> _Data records for software interfaces_
= = = = =

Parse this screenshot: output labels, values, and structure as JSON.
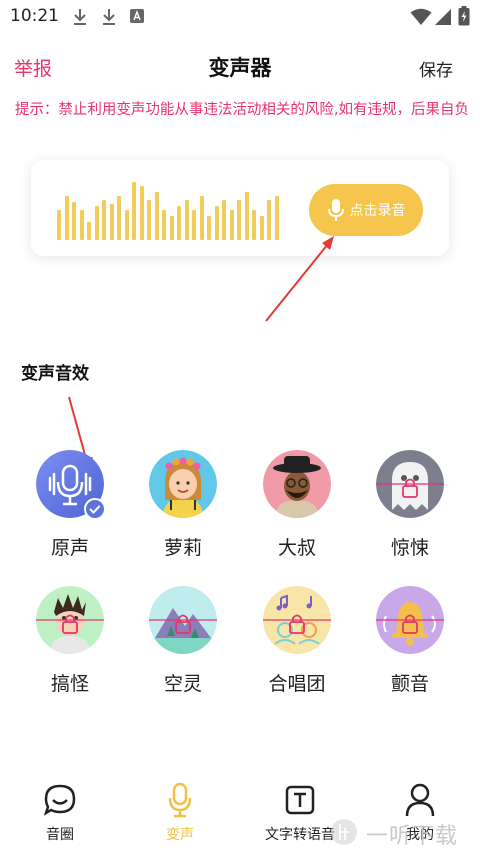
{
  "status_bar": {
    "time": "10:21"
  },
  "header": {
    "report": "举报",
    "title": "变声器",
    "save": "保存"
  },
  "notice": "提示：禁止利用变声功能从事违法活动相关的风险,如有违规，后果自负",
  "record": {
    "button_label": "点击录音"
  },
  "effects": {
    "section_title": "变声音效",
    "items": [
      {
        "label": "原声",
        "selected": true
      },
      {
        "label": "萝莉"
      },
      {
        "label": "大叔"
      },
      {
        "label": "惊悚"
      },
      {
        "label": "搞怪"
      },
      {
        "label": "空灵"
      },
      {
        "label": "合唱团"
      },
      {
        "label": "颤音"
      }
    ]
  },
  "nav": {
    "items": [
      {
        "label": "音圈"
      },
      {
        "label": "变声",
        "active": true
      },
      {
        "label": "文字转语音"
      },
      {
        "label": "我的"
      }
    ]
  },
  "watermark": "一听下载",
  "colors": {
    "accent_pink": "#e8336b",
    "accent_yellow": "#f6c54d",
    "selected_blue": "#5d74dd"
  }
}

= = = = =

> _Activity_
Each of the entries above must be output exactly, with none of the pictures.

> _Answer box_
Parse this screenshot: output labels, values, and structure as JSON.
{
  "status_bar": {
    "time": "10:21"
  },
  "header": {
    "report": "举报",
    "title": "变声器",
    "save": "保存"
  },
  "notice": "提示：禁止利用变声功能从事违法活动相关的风险,如有违规，后果自负",
  "record": {
    "button_label": "点击录音"
  },
  "effects": {
    "section_title": "变声音效",
    "items": [
      {
        "label": "原声",
        "selected": true
      },
      {
        "label": "萝莉"
      },
      {
        "label": "大叔"
      },
      {
        "label": "惊悚"
      },
      {
        "label": "搞怪"
      },
      {
        "label": "空灵"
      },
      {
        "label": "合唱团"
      },
      {
        "label": "颤音"
      }
    ]
  },
  "nav": {
    "items": [
      {
        "label": "音圈"
      },
      {
        "label": "变声",
        "active": true
      },
      {
        "label": "文字转语音"
      },
      {
        "label": "我的"
      }
    ]
  },
  "watermark": "一听下载",
  "colors": {
    "accent_pink": "#e8336b",
    "accent_yellow": "#f6c54d",
    "selected_blue": "#5d74dd"
  }
}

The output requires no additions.